Among the records, how many lines carry the string "avatar"? Give that number with nothing added.

Data records for software interfaces
........

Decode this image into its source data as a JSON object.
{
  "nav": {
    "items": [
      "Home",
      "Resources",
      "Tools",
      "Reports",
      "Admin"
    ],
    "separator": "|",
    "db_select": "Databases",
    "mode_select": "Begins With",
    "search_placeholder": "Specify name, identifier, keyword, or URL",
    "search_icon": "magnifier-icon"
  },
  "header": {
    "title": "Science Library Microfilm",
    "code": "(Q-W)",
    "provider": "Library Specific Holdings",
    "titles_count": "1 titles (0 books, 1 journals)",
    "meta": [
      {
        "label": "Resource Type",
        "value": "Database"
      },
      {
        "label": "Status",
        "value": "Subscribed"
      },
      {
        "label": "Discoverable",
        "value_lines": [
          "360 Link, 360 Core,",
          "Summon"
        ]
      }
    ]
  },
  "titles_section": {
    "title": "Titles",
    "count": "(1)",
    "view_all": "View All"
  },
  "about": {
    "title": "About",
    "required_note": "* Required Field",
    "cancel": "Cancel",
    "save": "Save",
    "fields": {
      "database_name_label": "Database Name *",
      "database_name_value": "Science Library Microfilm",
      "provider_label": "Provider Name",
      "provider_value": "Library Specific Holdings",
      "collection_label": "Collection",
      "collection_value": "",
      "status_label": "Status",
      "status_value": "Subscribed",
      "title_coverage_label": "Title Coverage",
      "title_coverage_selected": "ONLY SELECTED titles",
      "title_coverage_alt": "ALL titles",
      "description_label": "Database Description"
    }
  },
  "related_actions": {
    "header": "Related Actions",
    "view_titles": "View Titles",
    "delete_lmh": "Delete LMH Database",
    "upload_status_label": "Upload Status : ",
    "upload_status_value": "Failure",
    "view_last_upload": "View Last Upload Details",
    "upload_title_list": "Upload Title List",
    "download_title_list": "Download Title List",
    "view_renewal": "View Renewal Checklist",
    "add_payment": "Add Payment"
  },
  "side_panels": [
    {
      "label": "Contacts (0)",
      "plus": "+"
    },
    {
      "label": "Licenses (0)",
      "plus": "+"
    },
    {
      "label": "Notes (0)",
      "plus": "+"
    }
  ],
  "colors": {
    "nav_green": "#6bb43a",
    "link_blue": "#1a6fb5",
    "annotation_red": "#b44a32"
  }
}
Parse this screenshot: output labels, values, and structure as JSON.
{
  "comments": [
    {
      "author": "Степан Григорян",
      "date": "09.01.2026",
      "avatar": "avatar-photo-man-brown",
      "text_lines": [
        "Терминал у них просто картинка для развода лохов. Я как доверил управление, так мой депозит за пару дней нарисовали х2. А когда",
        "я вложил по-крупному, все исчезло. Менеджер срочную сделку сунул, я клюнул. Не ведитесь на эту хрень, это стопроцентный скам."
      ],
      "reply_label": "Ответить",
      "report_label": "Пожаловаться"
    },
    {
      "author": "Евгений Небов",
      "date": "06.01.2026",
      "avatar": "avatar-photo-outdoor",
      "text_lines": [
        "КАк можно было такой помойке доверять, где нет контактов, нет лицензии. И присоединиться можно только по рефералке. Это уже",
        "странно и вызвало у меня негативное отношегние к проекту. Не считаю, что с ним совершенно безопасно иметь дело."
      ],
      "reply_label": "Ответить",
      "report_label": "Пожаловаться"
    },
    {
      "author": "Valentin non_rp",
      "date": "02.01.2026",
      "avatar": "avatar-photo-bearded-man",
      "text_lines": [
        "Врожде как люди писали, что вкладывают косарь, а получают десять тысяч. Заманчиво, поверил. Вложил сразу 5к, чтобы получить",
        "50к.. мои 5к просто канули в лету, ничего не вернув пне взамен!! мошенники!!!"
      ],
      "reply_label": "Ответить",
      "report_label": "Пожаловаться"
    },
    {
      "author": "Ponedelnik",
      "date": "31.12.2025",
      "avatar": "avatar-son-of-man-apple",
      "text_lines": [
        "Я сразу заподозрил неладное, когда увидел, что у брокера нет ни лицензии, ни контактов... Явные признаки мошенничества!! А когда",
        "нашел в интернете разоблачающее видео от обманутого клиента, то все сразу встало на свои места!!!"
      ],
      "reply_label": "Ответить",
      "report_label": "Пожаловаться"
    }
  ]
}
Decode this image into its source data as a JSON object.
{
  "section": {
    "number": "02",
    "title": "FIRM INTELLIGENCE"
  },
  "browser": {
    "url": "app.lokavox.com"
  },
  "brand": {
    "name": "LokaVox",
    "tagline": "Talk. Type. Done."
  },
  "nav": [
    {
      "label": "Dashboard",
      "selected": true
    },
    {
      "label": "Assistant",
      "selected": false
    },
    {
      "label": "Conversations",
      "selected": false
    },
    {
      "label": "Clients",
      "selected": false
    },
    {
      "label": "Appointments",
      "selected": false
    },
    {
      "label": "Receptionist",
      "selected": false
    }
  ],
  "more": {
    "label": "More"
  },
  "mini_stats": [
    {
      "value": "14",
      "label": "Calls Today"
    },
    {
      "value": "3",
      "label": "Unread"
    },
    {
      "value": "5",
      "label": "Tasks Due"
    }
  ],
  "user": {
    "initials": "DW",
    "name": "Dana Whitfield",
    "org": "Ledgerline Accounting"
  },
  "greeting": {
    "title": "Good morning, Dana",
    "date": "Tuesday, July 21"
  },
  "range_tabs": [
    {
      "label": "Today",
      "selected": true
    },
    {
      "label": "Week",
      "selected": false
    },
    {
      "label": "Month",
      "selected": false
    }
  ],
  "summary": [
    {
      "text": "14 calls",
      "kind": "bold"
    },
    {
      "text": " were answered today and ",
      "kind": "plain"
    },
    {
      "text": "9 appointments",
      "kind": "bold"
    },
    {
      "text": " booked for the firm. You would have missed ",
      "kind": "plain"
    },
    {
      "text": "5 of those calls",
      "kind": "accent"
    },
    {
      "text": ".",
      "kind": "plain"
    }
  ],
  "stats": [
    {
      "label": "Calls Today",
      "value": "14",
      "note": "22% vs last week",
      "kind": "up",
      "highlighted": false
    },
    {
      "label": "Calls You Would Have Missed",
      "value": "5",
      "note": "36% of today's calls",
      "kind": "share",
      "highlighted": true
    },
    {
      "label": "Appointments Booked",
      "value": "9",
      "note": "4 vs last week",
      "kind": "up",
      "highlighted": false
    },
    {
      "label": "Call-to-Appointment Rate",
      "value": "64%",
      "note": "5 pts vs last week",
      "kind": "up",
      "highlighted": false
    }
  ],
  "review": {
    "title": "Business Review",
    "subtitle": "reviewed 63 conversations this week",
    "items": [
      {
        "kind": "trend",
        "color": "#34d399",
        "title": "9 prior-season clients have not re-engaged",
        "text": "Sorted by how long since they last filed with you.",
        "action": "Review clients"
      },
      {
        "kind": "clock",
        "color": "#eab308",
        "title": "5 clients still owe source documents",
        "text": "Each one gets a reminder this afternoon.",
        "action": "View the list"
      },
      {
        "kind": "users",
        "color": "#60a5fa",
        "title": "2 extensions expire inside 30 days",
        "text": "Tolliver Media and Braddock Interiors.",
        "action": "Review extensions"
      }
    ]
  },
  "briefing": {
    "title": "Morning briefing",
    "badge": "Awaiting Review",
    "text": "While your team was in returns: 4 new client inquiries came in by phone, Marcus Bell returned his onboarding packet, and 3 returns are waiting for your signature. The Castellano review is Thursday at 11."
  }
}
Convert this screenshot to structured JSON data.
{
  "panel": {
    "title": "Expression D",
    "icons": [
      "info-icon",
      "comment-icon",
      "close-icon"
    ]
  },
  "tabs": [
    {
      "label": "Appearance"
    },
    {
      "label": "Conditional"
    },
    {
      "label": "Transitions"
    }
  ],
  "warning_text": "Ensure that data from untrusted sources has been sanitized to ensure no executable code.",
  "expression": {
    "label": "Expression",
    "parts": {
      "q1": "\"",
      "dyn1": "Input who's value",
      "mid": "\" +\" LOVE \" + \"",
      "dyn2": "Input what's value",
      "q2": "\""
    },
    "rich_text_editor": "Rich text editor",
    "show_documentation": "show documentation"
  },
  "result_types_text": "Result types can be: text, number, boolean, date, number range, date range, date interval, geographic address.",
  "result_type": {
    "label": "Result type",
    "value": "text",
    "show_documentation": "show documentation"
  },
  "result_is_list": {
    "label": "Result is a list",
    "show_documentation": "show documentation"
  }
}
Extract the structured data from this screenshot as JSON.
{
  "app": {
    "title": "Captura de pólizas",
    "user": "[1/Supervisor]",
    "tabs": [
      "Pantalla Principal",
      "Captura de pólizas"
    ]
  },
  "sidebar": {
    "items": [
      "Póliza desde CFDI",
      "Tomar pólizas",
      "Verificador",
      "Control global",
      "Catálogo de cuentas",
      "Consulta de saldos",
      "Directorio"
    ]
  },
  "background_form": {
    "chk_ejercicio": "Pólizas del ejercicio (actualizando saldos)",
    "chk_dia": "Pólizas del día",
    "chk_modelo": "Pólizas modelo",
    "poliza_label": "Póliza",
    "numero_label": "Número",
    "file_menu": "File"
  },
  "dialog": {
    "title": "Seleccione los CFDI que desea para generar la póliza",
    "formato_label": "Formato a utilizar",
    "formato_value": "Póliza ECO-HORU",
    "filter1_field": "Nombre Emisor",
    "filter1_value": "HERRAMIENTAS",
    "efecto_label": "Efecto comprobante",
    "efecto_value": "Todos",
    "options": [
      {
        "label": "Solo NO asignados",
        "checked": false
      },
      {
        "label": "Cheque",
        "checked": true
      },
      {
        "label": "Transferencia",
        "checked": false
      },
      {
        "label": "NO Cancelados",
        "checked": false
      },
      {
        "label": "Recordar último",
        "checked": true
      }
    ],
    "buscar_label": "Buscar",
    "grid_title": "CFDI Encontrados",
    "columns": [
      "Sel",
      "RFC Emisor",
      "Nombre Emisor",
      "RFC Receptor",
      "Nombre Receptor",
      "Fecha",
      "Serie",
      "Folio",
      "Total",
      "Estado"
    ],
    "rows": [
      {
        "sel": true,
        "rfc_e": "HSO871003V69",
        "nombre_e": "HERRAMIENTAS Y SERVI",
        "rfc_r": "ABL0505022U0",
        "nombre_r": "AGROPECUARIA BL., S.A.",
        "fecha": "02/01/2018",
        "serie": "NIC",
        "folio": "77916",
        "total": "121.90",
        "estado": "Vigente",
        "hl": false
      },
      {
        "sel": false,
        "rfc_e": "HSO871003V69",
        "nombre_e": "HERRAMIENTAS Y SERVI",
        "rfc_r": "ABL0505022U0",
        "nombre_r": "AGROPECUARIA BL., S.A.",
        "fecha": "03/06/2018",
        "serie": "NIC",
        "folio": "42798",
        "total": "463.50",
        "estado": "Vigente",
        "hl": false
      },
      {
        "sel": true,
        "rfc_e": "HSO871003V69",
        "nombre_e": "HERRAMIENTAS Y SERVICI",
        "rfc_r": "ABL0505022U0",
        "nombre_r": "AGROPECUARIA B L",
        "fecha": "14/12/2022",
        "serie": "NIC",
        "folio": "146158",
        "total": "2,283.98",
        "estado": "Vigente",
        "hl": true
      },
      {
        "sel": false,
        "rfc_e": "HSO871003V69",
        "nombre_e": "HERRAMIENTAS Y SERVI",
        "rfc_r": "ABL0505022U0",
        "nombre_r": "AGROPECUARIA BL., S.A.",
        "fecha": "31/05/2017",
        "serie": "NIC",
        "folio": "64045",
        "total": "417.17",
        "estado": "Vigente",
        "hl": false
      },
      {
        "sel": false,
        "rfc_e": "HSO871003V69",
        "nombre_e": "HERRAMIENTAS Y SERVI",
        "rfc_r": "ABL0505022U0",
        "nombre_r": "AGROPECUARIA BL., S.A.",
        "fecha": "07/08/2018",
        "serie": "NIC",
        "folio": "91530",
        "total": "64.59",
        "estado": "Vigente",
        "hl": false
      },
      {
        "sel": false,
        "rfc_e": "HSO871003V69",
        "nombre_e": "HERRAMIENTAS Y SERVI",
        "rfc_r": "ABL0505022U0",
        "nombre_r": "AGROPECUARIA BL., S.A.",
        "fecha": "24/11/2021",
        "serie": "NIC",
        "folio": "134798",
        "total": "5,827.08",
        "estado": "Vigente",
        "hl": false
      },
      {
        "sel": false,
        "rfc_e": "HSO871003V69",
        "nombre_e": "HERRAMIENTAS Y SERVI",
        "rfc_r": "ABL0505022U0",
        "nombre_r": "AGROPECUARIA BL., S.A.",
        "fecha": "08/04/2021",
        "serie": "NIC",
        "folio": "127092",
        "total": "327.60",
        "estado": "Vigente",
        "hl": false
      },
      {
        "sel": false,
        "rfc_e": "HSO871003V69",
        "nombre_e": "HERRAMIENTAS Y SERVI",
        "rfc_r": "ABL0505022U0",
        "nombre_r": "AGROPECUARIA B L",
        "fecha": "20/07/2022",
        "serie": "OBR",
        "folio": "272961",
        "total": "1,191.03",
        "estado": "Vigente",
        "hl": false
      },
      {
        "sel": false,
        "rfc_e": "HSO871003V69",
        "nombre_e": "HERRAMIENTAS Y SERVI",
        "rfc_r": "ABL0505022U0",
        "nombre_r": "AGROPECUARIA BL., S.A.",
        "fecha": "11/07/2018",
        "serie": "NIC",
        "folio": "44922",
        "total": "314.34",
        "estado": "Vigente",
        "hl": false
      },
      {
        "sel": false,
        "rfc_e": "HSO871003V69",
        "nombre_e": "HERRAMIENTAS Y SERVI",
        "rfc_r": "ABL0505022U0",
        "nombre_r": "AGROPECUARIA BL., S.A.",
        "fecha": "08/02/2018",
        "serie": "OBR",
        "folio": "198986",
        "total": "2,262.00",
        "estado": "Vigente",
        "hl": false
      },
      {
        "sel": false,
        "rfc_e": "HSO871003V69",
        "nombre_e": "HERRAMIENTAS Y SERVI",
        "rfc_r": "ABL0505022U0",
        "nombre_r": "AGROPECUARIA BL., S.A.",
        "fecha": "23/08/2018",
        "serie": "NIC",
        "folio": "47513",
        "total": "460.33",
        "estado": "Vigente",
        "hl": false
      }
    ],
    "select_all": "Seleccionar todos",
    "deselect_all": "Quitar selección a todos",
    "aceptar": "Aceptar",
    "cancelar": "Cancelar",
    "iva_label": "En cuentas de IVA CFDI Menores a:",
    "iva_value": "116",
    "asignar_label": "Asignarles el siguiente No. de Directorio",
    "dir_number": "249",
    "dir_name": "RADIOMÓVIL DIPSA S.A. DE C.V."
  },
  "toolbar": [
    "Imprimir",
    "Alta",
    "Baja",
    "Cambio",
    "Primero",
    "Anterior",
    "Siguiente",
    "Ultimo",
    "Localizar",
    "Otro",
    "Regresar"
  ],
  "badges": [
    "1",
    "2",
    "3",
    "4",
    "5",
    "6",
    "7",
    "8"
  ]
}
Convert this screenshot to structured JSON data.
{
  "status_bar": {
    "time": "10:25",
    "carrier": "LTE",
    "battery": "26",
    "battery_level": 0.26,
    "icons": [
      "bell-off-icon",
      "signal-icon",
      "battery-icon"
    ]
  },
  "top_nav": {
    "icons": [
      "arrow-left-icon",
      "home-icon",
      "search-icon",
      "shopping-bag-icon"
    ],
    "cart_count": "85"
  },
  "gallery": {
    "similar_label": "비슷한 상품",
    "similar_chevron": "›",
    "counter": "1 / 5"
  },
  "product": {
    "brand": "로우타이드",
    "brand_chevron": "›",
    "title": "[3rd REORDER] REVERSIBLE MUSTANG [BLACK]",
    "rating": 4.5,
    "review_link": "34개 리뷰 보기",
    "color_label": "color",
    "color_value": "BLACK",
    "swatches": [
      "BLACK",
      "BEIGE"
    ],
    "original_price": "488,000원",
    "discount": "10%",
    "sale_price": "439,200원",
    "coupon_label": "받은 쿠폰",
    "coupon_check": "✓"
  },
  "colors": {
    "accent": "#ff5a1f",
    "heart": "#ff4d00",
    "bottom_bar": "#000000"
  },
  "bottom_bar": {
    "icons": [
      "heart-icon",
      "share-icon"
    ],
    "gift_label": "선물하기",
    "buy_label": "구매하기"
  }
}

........

### Reply
4